  • being over the recommended weight range
  • having a strong family history of type 2 diabetes (usually a first- or second-degree relative, such as a sibling, parent, or aunt)
  • being inactive
  • being female
  • puberty (changes in hormone levels can cause insulin resistance and decreased insulin action)
  • your ethnicity; type 2 diabetes is more common in people of First Nations, African, Southeast Asian, and Hispanic descent.

A family history of type 1 diabetes does not increase the risk of type 2 diabetes.

What are the signs and symptoms of type 2 diabetes?

Compared with type 1 diabetes, type 2 diabetes usually begins with much milder symptoms or without any symptoms at all.

Type 2 diabetes symptoms diagram

Occasionally, patients with type 2 diabetes will have diabetic ketoacidosis (DKA). This is a serious condition that occurs more often with type 1 diabetes, and can confuse the diagnosis.

All of these symptoms can be signs of high blood sugar levels, indicating that there is an excess of sugar in the bloodstream that is not being carried to the cells. However, some children with type 2 diabetes will have no symptoms at all.

This is important to remember once you are diagnosed and are moving forward with your diabetes care. Even when you feel well, your blood sugar levels can be high. High blood sugar levels can lead to long-term complications.

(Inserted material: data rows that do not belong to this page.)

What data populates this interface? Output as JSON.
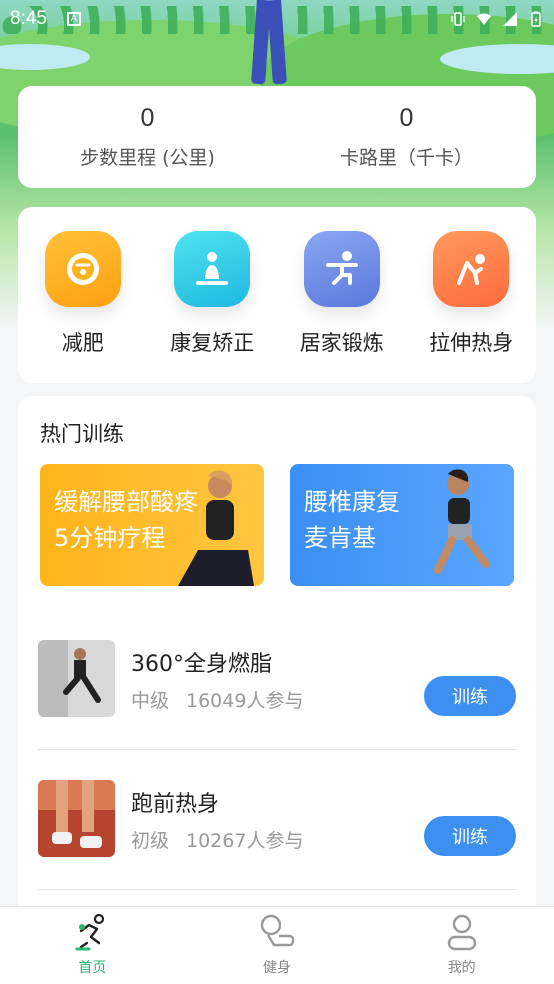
{
  "status_bar": {
    "time": "8:45",
    "notification_badge": "A"
  },
  "stats": [
    {
      "value": "0",
      "label": "步数里程 (公里)"
    },
    {
      "value": "0",
      "label": "卡路里（千卡）"
    }
  ],
  "categories": [
    {
      "label": "减肥",
      "icon": "scale-icon",
      "color": "#ffb21c"
    },
    {
      "label": "康复矫正",
      "icon": "meditation-icon",
      "color": "#2fd0e8"
    },
    {
      "label": "居家锻炼",
      "icon": "squat-icon",
      "color": "#6f8ee8"
    },
    {
      "label": "拉伸热身",
      "icon": "stretch-icon",
      "color": "#ff7a4a"
    }
  ],
  "hot_section": {
    "title": "热门训练",
    "banners": [
      {
        "line1": "缓解腰部酸疼",
        "line2": "5分钟疗程",
        "color": "#ffb31a"
      },
      {
        "line1": "腰椎康复",
        "line2": "麦肯基",
        "color": "#3b8ff2"
      }
    ],
    "items": [
      {
        "name": "360°全身燃脂",
        "level": "中级",
        "participants": "16049人参与",
        "button": "训练"
      },
      {
        "name": "跑前热身",
        "level": "初级",
        "participants": "10267人参与",
        "button": "训练"
      }
    ]
  },
  "bottom_nav": [
    {
      "label": "首页",
      "icon": "run-icon",
      "active": true
    },
    {
      "label": "健身",
      "icon": "fitness-icon",
      "active": false
    },
    {
      "label": "我的",
      "icon": "profile-icon",
      "active": false
    }
  ],
  "colors": {
    "accent": "#3d8ff0",
    "active_nav": "#2bb673"
  }
}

It is therefore important to take care of your diabetes every day.

Screening for type 2 diabetes

Some children can have an increased risk of developing type 2 diabetes. According to the 2013 Canadian Diabetes Association Clinical Practice Guidelines, your child should be screened by having a fasting blood sugar check every two years for type 2 diabetes if:

  • Your child is not in puberty and has three or more of the risk factors listed below.
  • Your child is in puberty and has two or more of the risk factors listed below.

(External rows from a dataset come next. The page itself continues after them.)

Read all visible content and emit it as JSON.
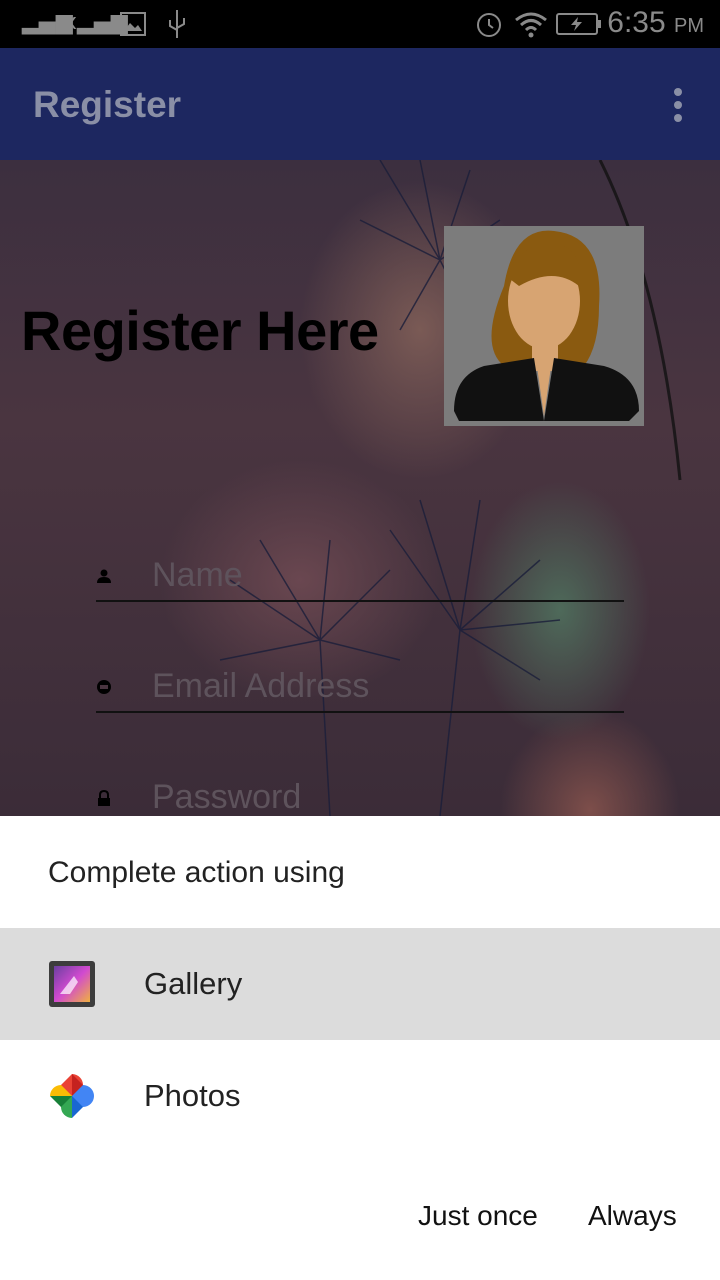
{
  "status_bar": {
    "time": "6:35",
    "ampm": "PM"
  },
  "app_bar": {
    "title": "Register"
  },
  "form": {
    "heading": "Register Here",
    "name_placeholder": "Name",
    "email_placeholder": "Email Address",
    "password_placeholder": "Password"
  },
  "chooser": {
    "title": "Complete action using",
    "options": [
      {
        "label": "Gallery",
        "icon": "gallery-icon",
        "selected": true
      },
      {
        "label": "Photos",
        "icon": "photos-icon",
        "selected": false
      }
    ],
    "just_once_label": "Just once",
    "always_label": "Always"
  },
  "colors": {
    "app_bar": "#1d2760",
    "selected_row": "#dcdcdc",
    "sheet_bg": "#ffffff"
  }
}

The risk factors are as follow:

  • Your child is above the recommended weight range (a body mass index which is at or above the 95th percentile).
  • Someone in the family has type 2 diabetes or the child’s mother had pregnancy-related diabetes (gestational diabetes mellitus).
  • Your child’s family’s background is from a high-risk ethnic group (Aboriginal, African, Asian, Hispanic or South Asian descent).
  • Your child has been diagnosed with a condition called acanthosis nigricans (dark, velvety patches in skin folds), polycystic ovarian syndrome, high blood pressure, high cholesterol levels, or fatty liver disease; these conditions are associated with insulin resistance.
  • Your child has already been diagnosed with high blood glucose levels, although levels are not as high as they are in diabetes (this is known as impaired glucose tolerance or "pre-diabetes").

Certain antipsychotic medications are suspected to increase weight gain, insulin resistance and mimic type 2 diabetes in children. If your child is taking this type of medication, their doctor will screen for type 2 diabetes on a more regular basis.

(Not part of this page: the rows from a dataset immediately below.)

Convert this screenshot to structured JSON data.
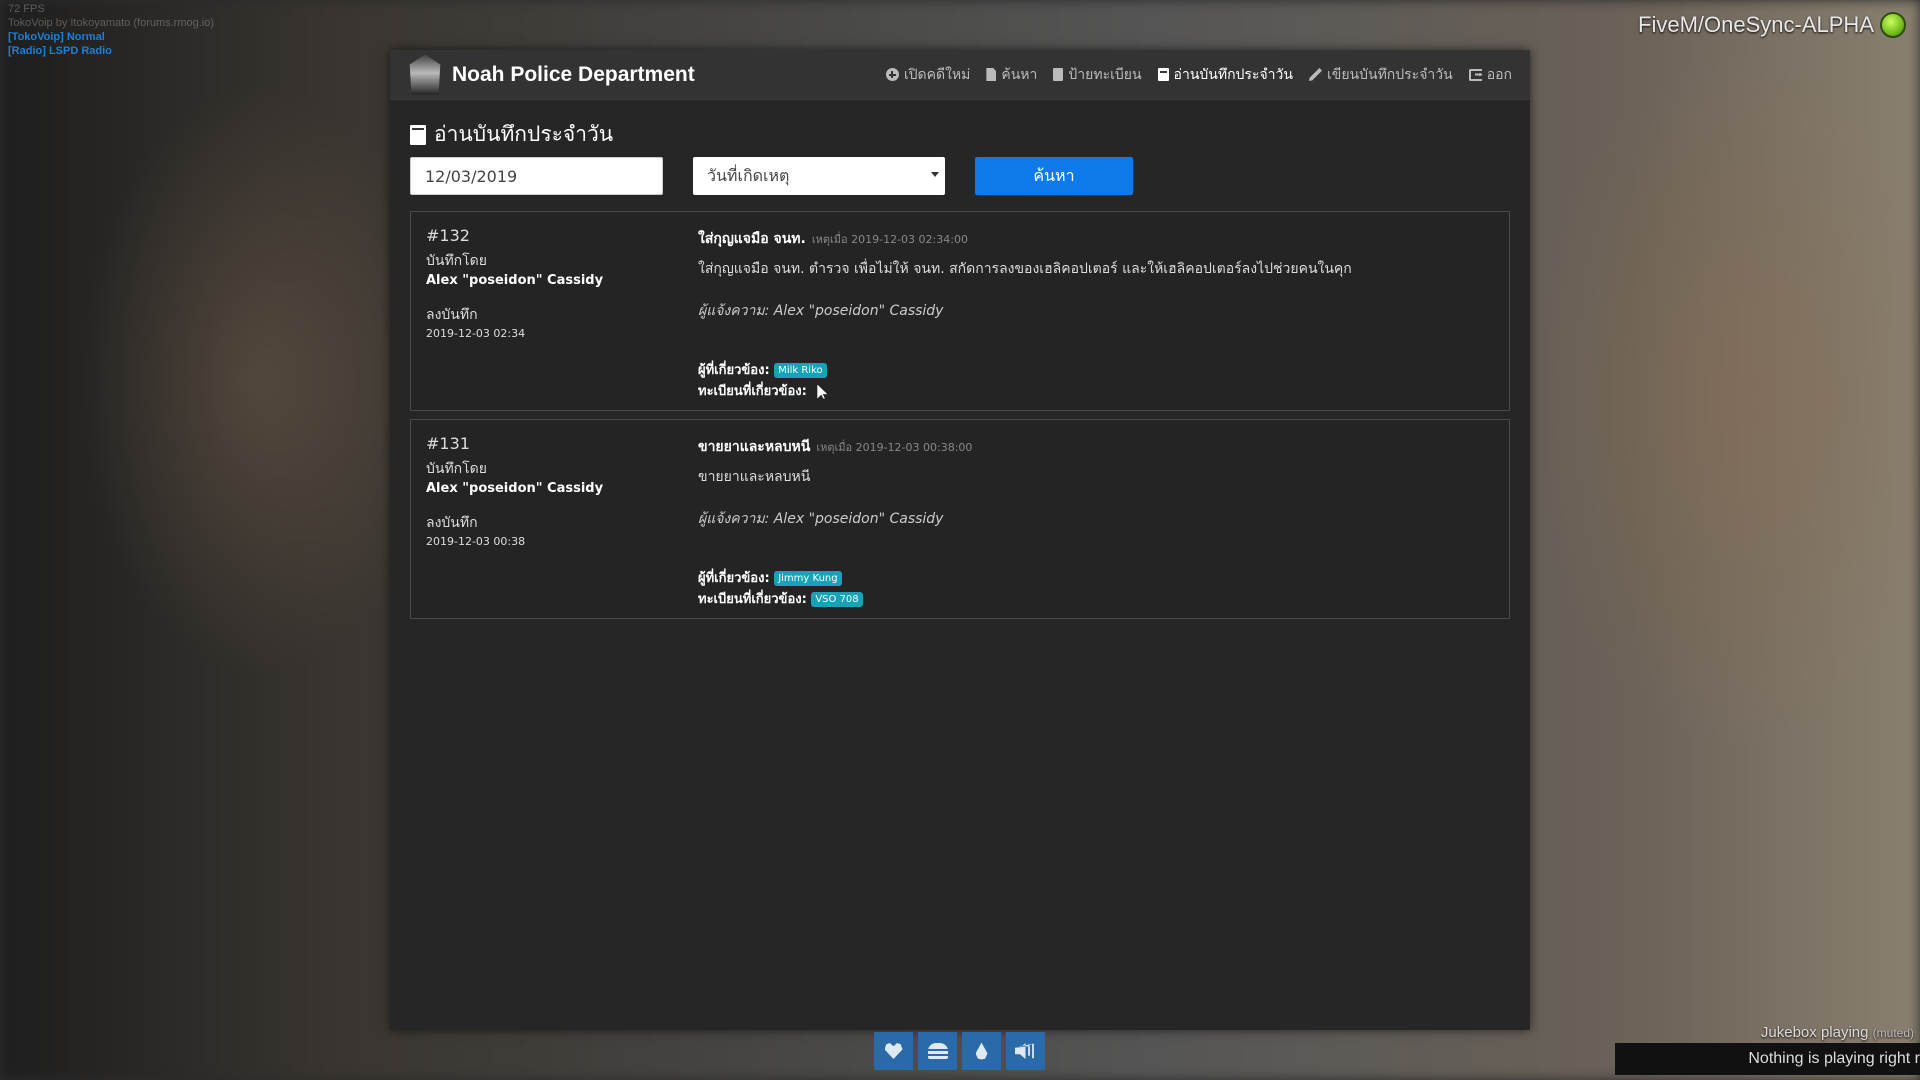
{
  "hud": {
    "fps": "72 FPS",
    "voice_line": "TokoVoip by Itokoyamato (forums.rmog.io)",
    "talk_mode": "[TokoVoip] Normal",
    "radio": "[Radio] LSPD Radio",
    "server_name": "FiveM/OneSync-ALPHA",
    "jukebox_label": "Jukebox playing",
    "jukebox_muted": "(muted)",
    "jukebox_status": "Nothing is playing right r",
    "bottom_icons": [
      "heart-icon",
      "burger-icon",
      "water-drop-icon",
      "speaker-icon"
    ]
  },
  "navbar": {
    "brand": "Noah Police Department",
    "links": [
      {
        "label": "เปิดคดีใหม่",
        "icon": "plus-circle-icon"
      },
      {
        "label": "ค้นหา",
        "icon": "file-icon"
      },
      {
        "label": "ป้ายทะเบียน",
        "icon": "trash-icon"
      },
      {
        "label": "อ่านบันทึกประจำวัน",
        "icon": "book-icon",
        "active": true
      },
      {
        "label": "เขียนบันทึกประจำวัน",
        "icon": "pencil-icon"
      },
      {
        "label": "ออก",
        "icon": "sign-out-icon"
      }
    ]
  },
  "page": {
    "heading": "อ่านบันทึกประจำวัน",
    "date_value": "12/03/2019",
    "select_value": "วันที่เกิดเหตุ",
    "search_button": "ค้นหา"
  },
  "records": [
    {
      "id": "#132",
      "recorded_by_label": "บันทึกโดย",
      "author": "Alex \"poseidon\" Cassidy",
      "logged_label": "ลงบันทึก",
      "logged_at": "2019-12-03 02:34",
      "title": "ใส่กุญแจมือ จนท.",
      "when": "เหตุเมื่อ 2019-12-03 02:34:00",
      "body": "ใส่กุญแจมือ จนท. ตำรวจ เพื่อไม่ให้ จนท. สกัดการลงของเฮลิคอปเตอร์ และให้เฮลิคอปเตอร์ลงไปช่วยคนในคุก",
      "reporter": "ผู้แจ้งความ: Alex \"poseidon\" Cassidy",
      "involved_label": "ผู้ที่เกี่ยวข้อง:",
      "involved": "Milk Riko",
      "plates_label": "ทะเบียนที่เกี่ยวข้อง:",
      "plates": ""
    },
    {
      "id": "#131",
      "recorded_by_label": "บันทึกโดย",
      "author": "Alex \"poseidon\" Cassidy",
      "logged_label": "ลงบันทึก",
      "logged_at": "2019-12-03 00:38",
      "title": "ขายยาและหลบหนี",
      "when": "เหตุเมื่อ 2019-12-03 00:38:00",
      "body": "ขายยาและหลบหนี",
      "reporter": "ผู้แจ้งความ: Alex \"poseidon\" Cassidy",
      "involved_label": "ผู้ที่เกี่ยวข้อง:",
      "involved": "Jimmy Kung",
      "plates_label": "ทะเบียนที่เกี่ยวข้อง:",
      "plates": "VSO 708"
    }
  ]
}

How is type 2 diabetes diagnosed?

Diagnosing diabetes requires few tests.

The diagnosis of type 2 diabetes is made when there are symptoms of diabetes and a high blood sugar measurement. The diagnosis of type 2 diabetes can also be made if there are no symptoms but two high blood sugar measurements. High blood sugar measurements mean:

  • a fasting blood sugar level is more than 6.9 mmol/L
  • a random blood sugar level is more than 11 mmol/L
  • a blood sugar level two hours after an oral glucose test is more than 11 mmol/L. An oral glucose tolerance test is a test where the blood sugar levels are checked after the child drinks a special sugary drink.

It sometimes can be difficult to tell if a child or teen has type 1 or type 2 diabetes. However, the presence of risk factors (such as increased body weight, family history of type 2 diabetes, or being from a certain ethnic group) can make a diagnosis of type 2 diabetes more likely.

When it is difficult to tell which type of diabetes a child has, other tests may be performed. These include checking for fasting insulin levels, genetic tests, and immune tests that search for specific antibodies that can be present in patients with type 1 diabetes.

Last updated: October 17th 2016